A season which centred around the Irish and English Derby triumph's of Harzand is ending on a high for Dermot Weld and Pat Smullen as they left Leopardstown's penultimate flat meeting with two promising Classic contenders for next season.
Weld's Titus was a Derby entry prior to yesterday's debut success and a return to Foxrock for a Classic trial next year could be on the agenda for him.
Sent off an 8/1 chance for his debut, there was no major rush from the bookmakers representatives with quotes for next years Epsom classic but the outcome of yesterday's race was of little surprise to the trainer
"I thought he was a colt that could go very close first time out," Weld admitted.
"He did one or two nice pieces of work at home and I was very pleased with him. I thought he'd run a very nice race and that's what he's done. He's a very big colt and a horse with a lot of potential.
"He'll probably appear in a classic trial towards the end of April or early May. What his distance will be next year I'm not sure but I would imagine we will start out over a mile. But for a big colt who could stay well, he is a colt with plenty of pace anyway.
"He'll always want good ground and that's one of the reasons we came here for the nice ground.
"He's 16'2 and what I like about him is that for a horse that will probably stay well he has plenty of pace. I would expect him to be a stakes horse next year.
"He has an awful lot to learn as he's never been away before. It's all new to him and he's a gorgeous big horse."
Weld was again full of praise for his stable jockey and Ireland's champion, Pat Smullen, after Making Light won the Killavullan Stakes with a length to spare over Spirit Of Valor.
"It's been a wonderful year for Pat and I. We've won over 90 races and I think we had 10 group winners apart from the Derby wins.
"Spring, summer and autumn they've been running well and Pat has ridden brilliantly," Weld reflected.

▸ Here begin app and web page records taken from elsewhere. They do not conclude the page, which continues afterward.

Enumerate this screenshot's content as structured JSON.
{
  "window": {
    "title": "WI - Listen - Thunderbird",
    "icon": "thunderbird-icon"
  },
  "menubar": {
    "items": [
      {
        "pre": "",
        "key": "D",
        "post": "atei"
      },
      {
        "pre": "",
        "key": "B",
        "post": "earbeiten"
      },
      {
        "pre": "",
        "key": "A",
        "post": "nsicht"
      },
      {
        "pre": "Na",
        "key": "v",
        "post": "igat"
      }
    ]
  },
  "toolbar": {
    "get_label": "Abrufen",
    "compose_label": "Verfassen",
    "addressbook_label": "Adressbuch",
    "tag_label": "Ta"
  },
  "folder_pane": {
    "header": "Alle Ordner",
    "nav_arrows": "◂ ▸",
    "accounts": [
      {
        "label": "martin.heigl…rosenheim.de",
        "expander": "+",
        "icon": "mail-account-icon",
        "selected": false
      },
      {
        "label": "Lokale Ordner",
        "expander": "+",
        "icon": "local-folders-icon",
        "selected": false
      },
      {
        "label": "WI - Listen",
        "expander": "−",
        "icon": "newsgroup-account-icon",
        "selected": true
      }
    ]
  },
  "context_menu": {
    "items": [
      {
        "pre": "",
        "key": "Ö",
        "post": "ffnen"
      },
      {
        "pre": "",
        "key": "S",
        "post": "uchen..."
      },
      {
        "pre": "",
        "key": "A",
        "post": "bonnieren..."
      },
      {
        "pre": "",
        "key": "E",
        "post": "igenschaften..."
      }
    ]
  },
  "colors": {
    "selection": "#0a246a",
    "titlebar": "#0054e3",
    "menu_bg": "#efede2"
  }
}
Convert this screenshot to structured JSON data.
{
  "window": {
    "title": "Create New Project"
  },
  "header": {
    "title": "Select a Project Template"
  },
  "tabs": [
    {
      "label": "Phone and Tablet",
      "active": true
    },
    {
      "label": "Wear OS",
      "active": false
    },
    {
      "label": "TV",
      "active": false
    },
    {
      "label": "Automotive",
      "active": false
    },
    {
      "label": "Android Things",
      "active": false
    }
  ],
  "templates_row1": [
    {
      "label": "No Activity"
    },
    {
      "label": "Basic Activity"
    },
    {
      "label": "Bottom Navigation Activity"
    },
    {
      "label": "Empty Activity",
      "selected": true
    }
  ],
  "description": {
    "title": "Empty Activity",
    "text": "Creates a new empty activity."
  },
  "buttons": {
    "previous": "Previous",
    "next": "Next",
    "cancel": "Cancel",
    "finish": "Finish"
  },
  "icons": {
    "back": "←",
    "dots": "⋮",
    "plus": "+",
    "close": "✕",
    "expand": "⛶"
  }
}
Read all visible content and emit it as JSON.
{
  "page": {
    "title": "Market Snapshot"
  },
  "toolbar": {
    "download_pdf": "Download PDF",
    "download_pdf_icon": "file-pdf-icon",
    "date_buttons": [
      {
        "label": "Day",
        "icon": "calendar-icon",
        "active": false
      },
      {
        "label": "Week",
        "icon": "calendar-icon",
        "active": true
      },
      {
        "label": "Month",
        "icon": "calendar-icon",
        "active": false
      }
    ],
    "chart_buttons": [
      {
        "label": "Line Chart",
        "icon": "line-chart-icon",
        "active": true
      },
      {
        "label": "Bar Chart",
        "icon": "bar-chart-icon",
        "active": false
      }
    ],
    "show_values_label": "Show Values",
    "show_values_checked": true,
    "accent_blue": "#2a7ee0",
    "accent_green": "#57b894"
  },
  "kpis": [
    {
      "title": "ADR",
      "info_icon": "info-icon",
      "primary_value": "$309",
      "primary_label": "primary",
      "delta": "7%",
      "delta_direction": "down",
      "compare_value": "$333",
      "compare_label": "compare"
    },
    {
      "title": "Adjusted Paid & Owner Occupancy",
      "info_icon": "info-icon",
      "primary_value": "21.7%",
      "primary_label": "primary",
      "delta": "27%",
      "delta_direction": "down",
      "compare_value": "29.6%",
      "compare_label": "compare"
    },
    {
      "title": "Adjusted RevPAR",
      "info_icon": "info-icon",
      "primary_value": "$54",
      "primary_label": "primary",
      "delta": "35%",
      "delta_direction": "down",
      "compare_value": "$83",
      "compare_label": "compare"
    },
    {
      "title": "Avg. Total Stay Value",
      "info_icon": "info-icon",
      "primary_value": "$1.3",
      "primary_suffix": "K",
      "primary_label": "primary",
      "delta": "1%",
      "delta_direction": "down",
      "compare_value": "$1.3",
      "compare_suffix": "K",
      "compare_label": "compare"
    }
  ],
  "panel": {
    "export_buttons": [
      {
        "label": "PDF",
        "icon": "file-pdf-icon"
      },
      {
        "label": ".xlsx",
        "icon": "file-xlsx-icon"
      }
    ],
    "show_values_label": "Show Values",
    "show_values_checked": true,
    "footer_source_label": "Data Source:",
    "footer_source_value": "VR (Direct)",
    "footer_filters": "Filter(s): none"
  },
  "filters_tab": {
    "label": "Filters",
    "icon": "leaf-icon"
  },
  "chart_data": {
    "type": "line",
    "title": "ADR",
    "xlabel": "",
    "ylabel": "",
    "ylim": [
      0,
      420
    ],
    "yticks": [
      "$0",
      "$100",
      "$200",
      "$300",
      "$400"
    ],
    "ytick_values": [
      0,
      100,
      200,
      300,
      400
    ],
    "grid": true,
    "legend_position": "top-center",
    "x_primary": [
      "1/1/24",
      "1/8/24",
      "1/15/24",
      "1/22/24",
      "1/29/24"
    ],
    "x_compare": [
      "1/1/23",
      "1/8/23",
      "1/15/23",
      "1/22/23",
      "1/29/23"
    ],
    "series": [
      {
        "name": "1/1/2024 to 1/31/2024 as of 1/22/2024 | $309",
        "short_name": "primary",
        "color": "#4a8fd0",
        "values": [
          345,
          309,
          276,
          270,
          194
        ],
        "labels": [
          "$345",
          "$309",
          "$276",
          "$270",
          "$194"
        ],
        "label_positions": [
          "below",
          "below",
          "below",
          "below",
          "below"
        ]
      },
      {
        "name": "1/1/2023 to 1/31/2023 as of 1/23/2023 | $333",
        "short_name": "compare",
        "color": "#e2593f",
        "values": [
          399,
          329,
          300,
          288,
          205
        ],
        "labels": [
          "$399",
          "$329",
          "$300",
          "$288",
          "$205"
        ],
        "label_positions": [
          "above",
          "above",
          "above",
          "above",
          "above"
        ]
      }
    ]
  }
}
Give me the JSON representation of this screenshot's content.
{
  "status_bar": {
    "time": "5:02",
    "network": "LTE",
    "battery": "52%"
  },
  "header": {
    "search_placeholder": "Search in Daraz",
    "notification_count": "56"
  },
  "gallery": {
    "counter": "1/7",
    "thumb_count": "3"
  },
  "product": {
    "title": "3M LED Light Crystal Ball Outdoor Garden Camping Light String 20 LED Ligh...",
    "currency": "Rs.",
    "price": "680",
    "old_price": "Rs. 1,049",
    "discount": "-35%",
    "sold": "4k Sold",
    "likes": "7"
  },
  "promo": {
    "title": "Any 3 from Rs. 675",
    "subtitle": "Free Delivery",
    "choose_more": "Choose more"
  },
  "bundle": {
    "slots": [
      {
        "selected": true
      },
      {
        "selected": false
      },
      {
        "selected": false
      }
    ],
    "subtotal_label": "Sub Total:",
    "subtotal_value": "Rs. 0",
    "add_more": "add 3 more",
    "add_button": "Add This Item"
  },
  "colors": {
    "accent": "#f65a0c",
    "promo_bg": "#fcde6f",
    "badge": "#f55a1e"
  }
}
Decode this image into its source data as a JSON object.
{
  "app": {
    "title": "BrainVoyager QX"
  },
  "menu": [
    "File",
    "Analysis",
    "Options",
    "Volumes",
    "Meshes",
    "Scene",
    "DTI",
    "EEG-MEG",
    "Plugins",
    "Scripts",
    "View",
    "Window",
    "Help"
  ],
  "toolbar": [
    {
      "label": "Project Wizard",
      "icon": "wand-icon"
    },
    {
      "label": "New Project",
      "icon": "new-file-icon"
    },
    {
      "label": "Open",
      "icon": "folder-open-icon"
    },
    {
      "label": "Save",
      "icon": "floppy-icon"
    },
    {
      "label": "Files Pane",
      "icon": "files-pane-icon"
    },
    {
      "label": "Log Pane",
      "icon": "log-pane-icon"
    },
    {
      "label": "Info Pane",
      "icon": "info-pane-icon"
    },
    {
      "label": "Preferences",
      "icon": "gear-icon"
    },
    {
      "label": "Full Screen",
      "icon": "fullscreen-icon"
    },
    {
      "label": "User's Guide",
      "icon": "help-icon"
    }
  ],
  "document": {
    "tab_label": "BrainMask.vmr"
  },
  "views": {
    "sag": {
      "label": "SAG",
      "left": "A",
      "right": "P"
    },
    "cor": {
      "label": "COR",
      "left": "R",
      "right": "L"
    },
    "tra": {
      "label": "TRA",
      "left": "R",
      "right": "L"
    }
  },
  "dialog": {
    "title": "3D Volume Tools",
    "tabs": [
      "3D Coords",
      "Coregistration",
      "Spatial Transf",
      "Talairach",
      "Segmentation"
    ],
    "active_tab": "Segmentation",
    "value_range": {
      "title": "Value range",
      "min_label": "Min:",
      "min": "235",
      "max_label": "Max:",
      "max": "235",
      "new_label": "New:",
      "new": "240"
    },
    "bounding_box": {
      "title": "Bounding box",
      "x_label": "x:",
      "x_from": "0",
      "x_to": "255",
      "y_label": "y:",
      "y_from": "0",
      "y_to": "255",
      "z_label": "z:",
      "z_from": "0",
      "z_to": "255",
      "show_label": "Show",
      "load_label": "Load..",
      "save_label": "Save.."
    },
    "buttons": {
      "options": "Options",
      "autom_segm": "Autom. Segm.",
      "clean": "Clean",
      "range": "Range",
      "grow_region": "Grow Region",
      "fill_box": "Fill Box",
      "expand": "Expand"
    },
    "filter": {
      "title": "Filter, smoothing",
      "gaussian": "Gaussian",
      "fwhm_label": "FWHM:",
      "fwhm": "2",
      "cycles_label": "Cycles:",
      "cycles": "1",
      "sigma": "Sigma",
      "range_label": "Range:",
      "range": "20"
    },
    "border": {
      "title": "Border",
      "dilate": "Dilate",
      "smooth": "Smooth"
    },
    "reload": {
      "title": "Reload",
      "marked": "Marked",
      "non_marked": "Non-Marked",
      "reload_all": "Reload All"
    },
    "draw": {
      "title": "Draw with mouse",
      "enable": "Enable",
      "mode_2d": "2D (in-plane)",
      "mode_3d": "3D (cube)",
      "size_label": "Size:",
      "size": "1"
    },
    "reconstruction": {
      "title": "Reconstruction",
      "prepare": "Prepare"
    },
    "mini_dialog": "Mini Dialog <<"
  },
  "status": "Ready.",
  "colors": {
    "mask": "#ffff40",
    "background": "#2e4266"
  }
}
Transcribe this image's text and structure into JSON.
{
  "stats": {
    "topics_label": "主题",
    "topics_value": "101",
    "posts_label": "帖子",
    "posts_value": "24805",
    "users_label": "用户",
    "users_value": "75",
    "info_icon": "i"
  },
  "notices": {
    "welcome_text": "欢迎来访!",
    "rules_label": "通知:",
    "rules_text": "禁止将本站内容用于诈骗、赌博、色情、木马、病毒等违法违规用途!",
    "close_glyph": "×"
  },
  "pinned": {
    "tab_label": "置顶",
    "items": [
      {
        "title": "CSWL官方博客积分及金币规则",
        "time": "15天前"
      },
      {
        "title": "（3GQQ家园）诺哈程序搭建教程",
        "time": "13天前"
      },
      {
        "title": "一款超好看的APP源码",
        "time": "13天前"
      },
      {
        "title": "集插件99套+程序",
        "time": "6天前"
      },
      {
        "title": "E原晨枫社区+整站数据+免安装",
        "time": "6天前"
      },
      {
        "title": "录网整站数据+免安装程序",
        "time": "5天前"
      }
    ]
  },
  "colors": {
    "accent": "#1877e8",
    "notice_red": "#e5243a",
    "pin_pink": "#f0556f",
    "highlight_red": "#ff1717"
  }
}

Meanwhile, trainer Aidan O'Brien could look to Found to help him inch closer to the Group One record of Bobby Frankel as the Prix de l'Arc de Triomphe winner and dual Champion Stakes runner-up, may end her campaign at the Breeders' Cup.
The champion trainer said at Leopardstown; "I'm not sure she'll be entered in the Filly & Mare, she might be entered in the Turf and she might be entered in the Classic. The lads will decide when the dust settles, see how she is and how everything is, I think.
"She's a great mare, she travels strongly and she stays well. She is gutsy and determined and she's brave.
"Obviously it (Classic) is totally into the unknown, but the lads will talk about that and see what they want to do. But she is a great mare, really.
"She might retire after this year anyway, so it's getting to the end of her runs, but we'll see how she is during the week, she seems to be in good form."
Meanwhile, the final race of the Leopardstown card yesterday was the Corinthian Challenge Charity Race for Irish Injured Jockey and it was a first winner in Ireland ridden by Sheikh Fahad Al Thani as he partnered the very talented Labaik to victory.
Overall the three race Corinthian Challenge Series raised over €120,000 for the Irish Injured Jockeys and it was a pleasure to be a part of it by riding in races at Naas, the Curragh and Leopardstown.
All the riders would like to thank all owners and trainers who supplied horses and anyone who assisted in any way as the Irish Injured Jockeys does vital work for the people that make racing happen on a daily basis.